**ABOUT THIS EXERCISE:** Please write out every record exactly, but keep any images out of it.

Stored dataset items:
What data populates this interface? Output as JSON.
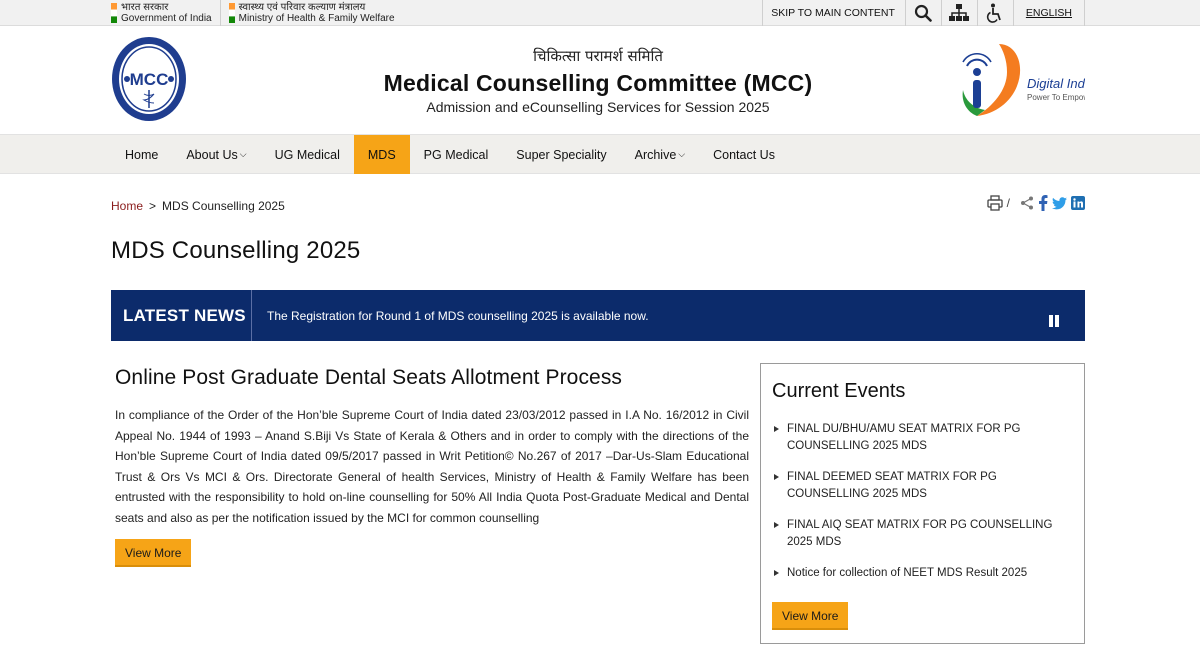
{
  "gov_bar": {
    "gov_hindi": "भारत सरकार",
    "gov_english": "Government of India",
    "ministry_hindi": "स्वास्थ्य एवं परिवार कल्याण मंत्रालय",
    "ministry_english": "Ministry of Health & Family Welfare",
    "skip_label": "SKIP TO MAIN CONTENT",
    "language_label": "ENGLISH"
  },
  "header": {
    "hindi_title": "चिकित्सा परामर्श समिति",
    "title": "Medical Counselling Committee (MCC)",
    "subtitle": "Admission and eCounselling Services for Session 2025",
    "logo_text": "MCC",
    "logo_ring_text": "MEDICAL COUNSELLING COMMITTEE",
    "digital_india": "Digital India",
    "digital_india_tagline": "Power To Empower"
  },
  "nav": {
    "items": [
      {
        "label": "Home"
      },
      {
        "label": "About Us"
      },
      {
        "label": "UG Medical"
      },
      {
        "label": "MDS"
      },
      {
        "label": "PG Medical"
      },
      {
        "label": "Super Speciality"
      },
      {
        "label": "Archive"
      },
      {
        "label": "Contact Us"
      }
    ]
  },
  "breadcrumb": {
    "home": "Home",
    "separator": ">",
    "current": "MDS Counselling 2025"
  },
  "page_title": "MDS Counselling 2025",
  "news": {
    "label": "LATEST NEWS",
    "text": "The Registration for Round 1 of MDS counselling 2025 is available now."
  },
  "main": {
    "heading": "Online Post Graduate Dental Seats Allotment Process",
    "body": "In compliance of the Order of the Hon’ble Supreme Court of India dated 23/03/2012 passed in I.A No. 16/2012 in Civil Appeal No. 1944 of 1993 – Anand S.Biji Vs State of Kerala & Others and in order to comply with the directions of the Hon’ble Supreme Court of India dated 09/5/2017 passed in Writ Petition© No.267 of 2017 –Dar-Us-Slam Educational Trust & Ors Vs MCI & Ors. Directorate General of health Services, Ministry of Health & Family Welfare has been entrusted with the responsibility to hold on-line counselling for 50% All India Quota Post-Graduate Medical and Dental seats and also as per the notification issued by the MCI for common counselling",
    "view_more": "View More"
  },
  "events": {
    "heading": "Current Events",
    "items": [
      {
        "text": "FINAL DU/BHU/AMU SEAT MATRIX FOR PG COUNSELLING 2025 MDS"
      },
      {
        "text": "FINAL DEEMED SEAT MATRIX FOR PG COUNSELLING 2025 MDS"
      },
      {
        "text": "FINAL AIQ SEAT MATRIX FOR PG COUNSELLING 2025 MDS"
      },
      {
        "text": "Notice for collection of NEET MDS Result 2025"
      }
    ],
    "view_more": "View More"
  },
  "colors": {
    "accent": "#f6a417",
    "news_bg": "#0c2b6b",
    "breadcrumb_home": "#8a1c1c"
  },
  "icons": {
    "search": "search-icon",
    "sitemap": "sitemap-icon",
    "accessibility": "accessibility-icon",
    "print": "print-icon",
    "share": "share-icon",
    "facebook": "facebook-icon",
    "twitter": "twitter-icon",
    "linkedin": "linkedin-icon",
    "pause": "pause-icon"
  }
}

**REPLY:**
What data populates this interface? Output as JSON.
{
  "gov_bar": {
    "gov_hindi": "भारत सरकार",
    "gov_english": "Government of India",
    "ministry_hindi": "स्वास्थ्य एवं परिवार कल्याण मंत्रालय",
    "ministry_english": "Ministry of Health & Family Welfare",
    "skip_label": "SKIP TO MAIN CONTENT",
    "language_label": "ENGLISH"
  },
  "header": {
    "hindi_title": "चिकित्सा परामर्श समिति",
    "title": "Medical Counselling Committee (MCC)",
    "subtitle": "Admission and eCounselling Services for Session 2025",
    "logo_text": "MCC",
    "logo_ring_text": "MEDICAL COUNSELLING COMMITTEE",
    "digital_india": "Digital India",
    "digital_india_tagline": "Power To Empower"
  },
  "nav": {
    "items": [
      {
        "label": "Home"
      },
      {
        "label": "About Us"
      },
      {
        "label": "UG Medical"
      },
      {
        "label": "MDS"
      },
      {
        "label": "PG Medical"
      },
      {
        "label": "Super Speciality"
      },
      {
        "label": "Archive"
      },
      {
        "label": "Contact Us"
      }
    ]
  },
  "breadcrumb": {
    "home": "Home",
    "separator": ">",
    "current": "MDS Counselling 2025"
  },
  "page_title": "MDS Counselling 2025",
  "news": {
    "label": "LATEST NEWS",
    "text": "The Registration for Round 1 of MDS counselling 2025 is available now."
  },
  "main": {
    "heading": "Online Post Graduate Dental Seats Allotment Process",
    "body": "In compliance of the Order of the Hon’ble Supreme Court of India dated 23/03/2012 passed in I.A No. 16/2012 in Civil Appeal No. 1944 of 1993 – Anand S.Biji Vs State of Kerala & Others and in order to comply with the directions of the Hon’ble Supreme Court of India dated 09/5/2017 passed in Writ Petition© No.267 of 2017 –Dar-Us-Slam Educational Trust & Ors Vs MCI & Ors. Directorate General of health Services, Ministry of Health & Family Welfare has been entrusted with the responsibility to hold on-line counselling for 50% All India Quota Post-Graduate Medical and Dental seats and also as per the notification issued by the MCI for common counselling",
    "view_more": "View More"
  },
  "events": {
    "heading": "Current Events",
    "items": [
      {
        "text": "FINAL DU/BHU/AMU SEAT MATRIX FOR PG COUNSELLING 2025 MDS"
      },
      {
        "text": "FINAL DEEMED SEAT MATRIX FOR PG COUNSELLING 2025 MDS"
      },
      {
        "text": "FINAL AIQ SEAT MATRIX FOR PG COUNSELLING 2025 MDS"
      },
      {
        "text": "Notice for collection of NEET MDS Result 2025"
      }
    ],
    "view_more": "View More"
  },
  "colors": {
    "accent": "#f6a417",
    "news_bg": "#0c2b6b",
    "breadcrumb_home": "#8a1c1c"
  },
  "icons": {
    "search": "search-icon",
    "sitemap": "sitemap-icon",
    "accessibility": "accessibility-icon",
    "print": "print-icon",
    "share": "share-icon",
    "facebook": "facebook-icon",
    "twitter": "twitter-icon",
    "linkedin": "linkedin-icon",
    "pause": "pause-icon"
  }
}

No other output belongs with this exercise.